Task >> Go through the lines below and copy any that hold the string "getTypeAliasesPackage".

Stored data >>
....
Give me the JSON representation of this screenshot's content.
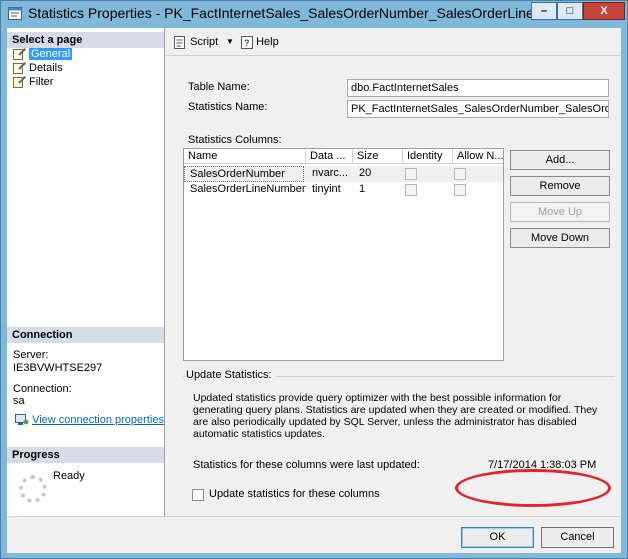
{
  "window": {
    "title": "Statistics Properties - PK_FactInternetSales_SalesOrderNumber_SalesOrderLineNumb...",
    "minimize_glyph": "–",
    "maximize_glyph": "□",
    "close_glyph": "X"
  },
  "left_pane": {
    "select_page_header": "Select a page",
    "pages": [
      {
        "label": "General",
        "selected": true,
        "icon": "page-wrench-icon"
      },
      {
        "label": "Details",
        "selected": false,
        "icon": "page-wrench-icon"
      },
      {
        "label": "Filter",
        "selected": false,
        "icon": "page-wrench-icon"
      }
    ],
    "connection_header": "Connection",
    "server_label": "Server:",
    "server_value": "IE3BVWHTSE297",
    "connection_label": "Connection:",
    "connection_value": "sa",
    "view_connection_link": "View connection properties",
    "progress_header": "Progress",
    "progress_status": "Ready"
  },
  "toolbar": {
    "script_label": "Script",
    "help_label": "Help"
  },
  "form": {
    "table_name_label": "Table Name:",
    "table_name_value": "dbo.FactInternetSales",
    "statistics_name_label": "Statistics Name:",
    "statistics_name_value": "PK_FactInternetSales_SalesOrderNumber_SalesOrderLineNu",
    "statistics_columns_label": "Statistics Columns:",
    "columns_headers": [
      "Name",
      "Data ...",
      "Size",
      "Identity",
      "Allow N..."
    ],
    "columns_rows": [
      {
        "name": "SalesOrderNumber",
        "data_type": "nvarc...",
        "size": "20",
        "identity": false,
        "allow_nulls": false
      },
      {
        "name": "SalesOrderLineNumber",
        "data_type": "tinyint",
        "size": "1",
        "identity": false,
        "allow_nulls": false
      }
    ],
    "buttons": {
      "add": "Add...",
      "remove": "Remove",
      "move_up": "Move Up",
      "move_down": "Move Down"
    },
    "update_statistics_header": "Update Statistics:",
    "update_description": "Updated statistics provide query optimizer with the best possible information for generating query plans. Statistics are updated when they are created or modified. They are also periodically updated by SQL Server, unless the administrator has disabled automatic statistics updates.",
    "last_updated_label": "Statistics for these columns were last updated:",
    "last_updated_value": "7/17/2014 1:38:03 PM",
    "update_checkbox_label": "Update statistics for these columns",
    "update_checkbox_checked": false
  },
  "footer": {
    "ok_label": "OK",
    "cancel_label": "Cancel"
  },
  "colors": {
    "title_bar": "#7fb8d9",
    "selection": "#3399ff",
    "link": "#0066cc",
    "annotation": "#e0242a",
    "close_button": "#c7443a"
  }
}
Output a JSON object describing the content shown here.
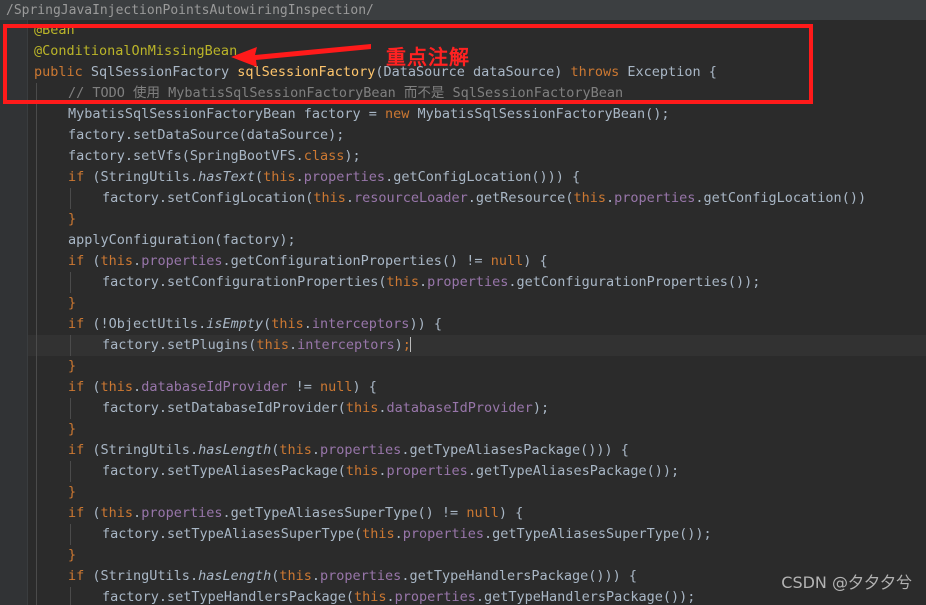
{
  "editor": {
    "theme": "darcula",
    "background": "#2B2B2B",
    "gutter_background": "#313335",
    "current_line_background": "#323232",
    "default_text_color": "#A9B7C6"
  },
  "breadcrumb": {
    "text": "/SpringJavaInjectionPointsAutowiringInspection/"
  },
  "annotation_overlay": {
    "box_color": "#FF1A1A",
    "note_text": "重点注解",
    "note_color": "#FF2222",
    "arrow_color": "#FF1A1A",
    "arrow_name": "left-pointing-arrow"
  },
  "watermark": {
    "text": "CSDN @夕夕夕兮"
  },
  "colors": {
    "keyword": "#CC7832",
    "annotation": "#BBB529",
    "field": "#9876AA",
    "method_declaration": "#FFC66D",
    "comment": "#808080",
    "identifier": "#A9B7C6",
    "number": "#6897BB"
  },
  "code": {
    "language": "java",
    "current_line_index": 12,
    "caret_line_index": 12,
    "lines": [
      {
        "indent": 0,
        "tokens": [
          {
            "t": "@Bean",
            "c": "annot"
          }
        ]
      },
      {
        "indent": 0,
        "tokens": [
          {
            "t": "@ConditionalOnMissingBean",
            "c": "annot"
          }
        ]
      },
      {
        "indent": 0,
        "tokens": [
          {
            "t": "public",
            "c": "kw"
          },
          {
            "t": " ",
            "c": "plain"
          },
          {
            "t": "SqlSessionFactory",
            "c": "type"
          },
          {
            "t": " ",
            "c": "plain"
          },
          {
            "t": "sqlSessionFactory",
            "c": "method"
          },
          {
            "t": "(",
            "c": "plain"
          },
          {
            "t": "DataSource",
            "c": "type"
          },
          {
            "t": " dataSource) ",
            "c": "plain"
          },
          {
            "t": "throws",
            "c": "kw"
          },
          {
            "t": " ",
            "c": "plain"
          },
          {
            "t": "Exception",
            "c": "type"
          },
          {
            "t": " {",
            "c": "plain"
          }
        ]
      },
      {
        "indent": 1,
        "tokens": [
          {
            "t": "// TODO 使用 MybatisSqlSessionFactoryBean 而不是 SqlSessionFactoryBean",
            "c": "cmt"
          }
        ]
      },
      {
        "indent": 1,
        "tokens": [
          {
            "t": "MybatisSqlSessionFactoryBean",
            "c": "type"
          },
          {
            "t": " factory = ",
            "c": "plain"
          },
          {
            "t": "new",
            "c": "kw"
          },
          {
            "t": " ",
            "c": "plain"
          },
          {
            "t": "MybatisSqlSessionFactoryBean",
            "c": "type"
          },
          {
            "t": "();",
            "c": "plain"
          }
        ]
      },
      {
        "indent": 1,
        "tokens": [
          {
            "t": "factory.setDataSource(dataSource);",
            "c": "plain"
          }
        ]
      },
      {
        "indent": 1,
        "tokens": [
          {
            "t": "factory.setVfs(",
            "c": "plain"
          },
          {
            "t": "SpringBootVFS",
            "c": "type"
          },
          {
            "t": ".",
            "c": "plain"
          },
          {
            "t": "class",
            "c": "kw"
          },
          {
            "t": ");",
            "c": "plain"
          }
        ]
      },
      {
        "indent": 1,
        "tokens": [
          {
            "t": "if",
            "c": "kw"
          },
          {
            "t": " (",
            "c": "plain"
          },
          {
            "t": "StringUtils",
            "c": "type"
          },
          {
            "t": ".",
            "c": "plain"
          },
          {
            "t": "hasText",
            "c": "stat"
          },
          {
            "t": "(",
            "c": "plain"
          },
          {
            "t": "this",
            "c": "kw"
          },
          {
            "t": ".",
            "c": "plain"
          },
          {
            "t": "properties",
            "c": "field"
          },
          {
            "t": ".getConfigLocation())) {",
            "c": "plain"
          }
        ]
      },
      {
        "indent": 2,
        "tokens": [
          {
            "t": "factory.setConfigLocation(",
            "c": "plain"
          },
          {
            "t": "this",
            "c": "kw"
          },
          {
            "t": ".",
            "c": "plain"
          },
          {
            "t": "resourceLoader",
            "c": "field"
          },
          {
            "t": ".getResource(",
            "c": "plain"
          },
          {
            "t": "this",
            "c": "kw"
          },
          {
            "t": ".",
            "c": "plain"
          },
          {
            "t": "properties",
            "c": "field"
          },
          {
            "t": ".getConfigLocation())",
            "c": "plain"
          }
        ]
      },
      {
        "indent": 1,
        "tokens": [
          {
            "t": "}",
            "c": "kw"
          }
        ]
      },
      {
        "indent": 1,
        "tokens": [
          {
            "t": "applyConfiguration(factory);",
            "c": "plain"
          }
        ]
      },
      {
        "indent": 1,
        "tokens": [
          {
            "t": "if",
            "c": "kw"
          },
          {
            "t": " (",
            "c": "plain"
          },
          {
            "t": "this",
            "c": "kw"
          },
          {
            "t": ".",
            "c": "plain"
          },
          {
            "t": "properties",
            "c": "field"
          },
          {
            "t": ".getConfigurationProperties() != ",
            "c": "plain"
          },
          {
            "t": "null",
            "c": "kw"
          },
          {
            "t": ") {",
            "c": "plain"
          }
        ]
      },
      {
        "indent": 2,
        "tokens": [
          {
            "t": "factory.setConfigurationProperties(",
            "c": "plain"
          },
          {
            "t": "this",
            "c": "kw"
          },
          {
            "t": ".",
            "c": "plain"
          },
          {
            "t": "properties",
            "c": "field"
          },
          {
            "t": ".getConfigurationProperties());",
            "c": "plain"
          }
        ]
      },
      {
        "indent": 1,
        "tokens": [
          {
            "t": "}",
            "c": "kw"
          }
        ]
      },
      {
        "indent": 1,
        "tokens": [
          {
            "t": "if",
            "c": "kw"
          },
          {
            "t": " (!",
            "c": "plain"
          },
          {
            "t": "ObjectUtils",
            "c": "type"
          },
          {
            "t": ".",
            "c": "plain"
          },
          {
            "t": "isEmpty",
            "c": "stat"
          },
          {
            "t": "(",
            "c": "plain"
          },
          {
            "t": "this",
            "c": "kw"
          },
          {
            "t": ".",
            "c": "plain"
          },
          {
            "t": "interceptors",
            "c": "field"
          },
          {
            "t": ")) {",
            "c": "plain"
          }
        ]
      },
      {
        "indent": 2,
        "current": true,
        "caret": true,
        "tokens": [
          {
            "t": "factory.setPlugins(",
            "c": "plain"
          },
          {
            "t": "this",
            "c": "kw"
          },
          {
            "t": ".",
            "c": "plain"
          },
          {
            "t": "interceptors",
            "c": "field"
          },
          {
            "t": ")",
            "c": "plain"
          },
          {
            "t": ";",
            "c": "kw"
          }
        ]
      },
      {
        "indent": 1,
        "tokens": [
          {
            "t": "}",
            "c": "kw"
          }
        ]
      },
      {
        "indent": 1,
        "tokens": [
          {
            "t": "if",
            "c": "kw"
          },
          {
            "t": " (",
            "c": "plain"
          },
          {
            "t": "this",
            "c": "kw"
          },
          {
            "t": ".",
            "c": "plain"
          },
          {
            "t": "databaseIdProvider",
            "c": "field"
          },
          {
            "t": " != ",
            "c": "plain"
          },
          {
            "t": "null",
            "c": "kw"
          },
          {
            "t": ") {",
            "c": "plain"
          }
        ]
      },
      {
        "indent": 2,
        "tokens": [
          {
            "t": "factory.setDatabaseIdProvider(",
            "c": "plain"
          },
          {
            "t": "this",
            "c": "kw"
          },
          {
            "t": ".",
            "c": "plain"
          },
          {
            "t": "databaseIdProvider",
            "c": "field"
          },
          {
            "t": ");",
            "c": "plain"
          }
        ]
      },
      {
        "indent": 1,
        "tokens": [
          {
            "t": "}",
            "c": "kw"
          }
        ]
      },
      {
        "indent": 1,
        "tokens": [
          {
            "t": "if",
            "c": "kw"
          },
          {
            "t": " (",
            "c": "plain"
          },
          {
            "t": "StringUtils",
            "c": "type"
          },
          {
            "t": ".",
            "c": "plain"
          },
          {
            "t": "hasLength",
            "c": "stat"
          },
          {
            "t": "(",
            "c": "plain"
          },
          {
            "t": "this",
            "c": "kw"
          },
          {
            "t": ".",
            "c": "plain"
          },
          {
            "t": "properties",
            "c": "field"
          },
          {
            "t": ".getTypeAliasesPackage())) {",
            "c": "plain"
          }
        ]
      },
      {
        "indent": 2,
        "tokens": [
          {
            "t": "factory.setTypeAliasesPackage(",
            "c": "plain"
          },
          {
            "t": "this",
            "c": "kw"
          },
          {
            "t": ".",
            "c": "plain"
          },
          {
            "t": "properties",
            "c": "field"
          },
          {
            "t": ".getTypeAliasesPackage());",
            "c": "plain"
          }
        ]
      },
      {
        "indent": 1,
        "tokens": [
          {
            "t": "}",
            "c": "kw"
          }
        ]
      },
      {
        "indent": 1,
        "tokens": [
          {
            "t": "if",
            "c": "kw"
          },
          {
            "t": " (",
            "c": "plain"
          },
          {
            "t": "this",
            "c": "kw"
          },
          {
            "t": ".",
            "c": "plain"
          },
          {
            "t": "properties",
            "c": "field"
          },
          {
            "t": ".getTypeAliasesSuperType() != ",
            "c": "plain"
          },
          {
            "t": "null",
            "c": "kw"
          },
          {
            "t": ") {",
            "c": "plain"
          }
        ]
      },
      {
        "indent": 2,
        "tokens": [
          {
            "t": "factory.setTypeAliasesSuperType(",
            "c": "plain"
          },
          {
            "t": "this",
            "c": "kw"
          },
          {
            "t": ".",
            "c": "plain"
          },
          {
            "t": "properties",
            "c": "field"
          },
          {
            "t": ".getTypeAliasesSuperType());",
            "c": "plain"
          }
        ]
      },
      {
        "indent": 1,
        "tokens": [
          {
            "t": "}",
            "c": "kw"
          }
        ]
      },
      {
        "indent": 1,
        "tokens": [
          {
            "t": "if",
            "c": "kw"
          },
          {
            "t": " (",
            "c": "plain"
          },
          {
            "t": "StringUtils",
            "c": "type"
          },
          {
            "t": ".",
            "c": "plain"
          },
          {
            "t": "hasLength",
            "c": "stat"
          },
          {
            "t": "(",
            "c": "plain"
          },
          {
            "t": "this",
            "c": "kw"
          },
          {
            "t": ".",
            "c": "plain"
          },
          {
            "t": "properties",
            "c": "field"
          },
          {
            "t": ".getTypeHandlersPackage())) {",
            "c": "plain"
          }
        ]
      },
      {
        "indent": 2,
        "tokens": [
          {
            "t": "factory.setTypeHandlersPackage(",
            "c": "plain"
          },
          {
            "t": "this",
            "c": "kw"
          },
          {
            "t": ".",
            "c": "plain"
          },
          {
            "t": "properties",
            "c": "field"
          },
          {
            "t": ".getTypeHandlersPackage());",
            "c": "plain"
          }
        ]
      }
    ]
  }
}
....
Task response >>
            "t": ".getTypeAliasesPackage())) {",
            "t": ".getTypeAliasesPackage());",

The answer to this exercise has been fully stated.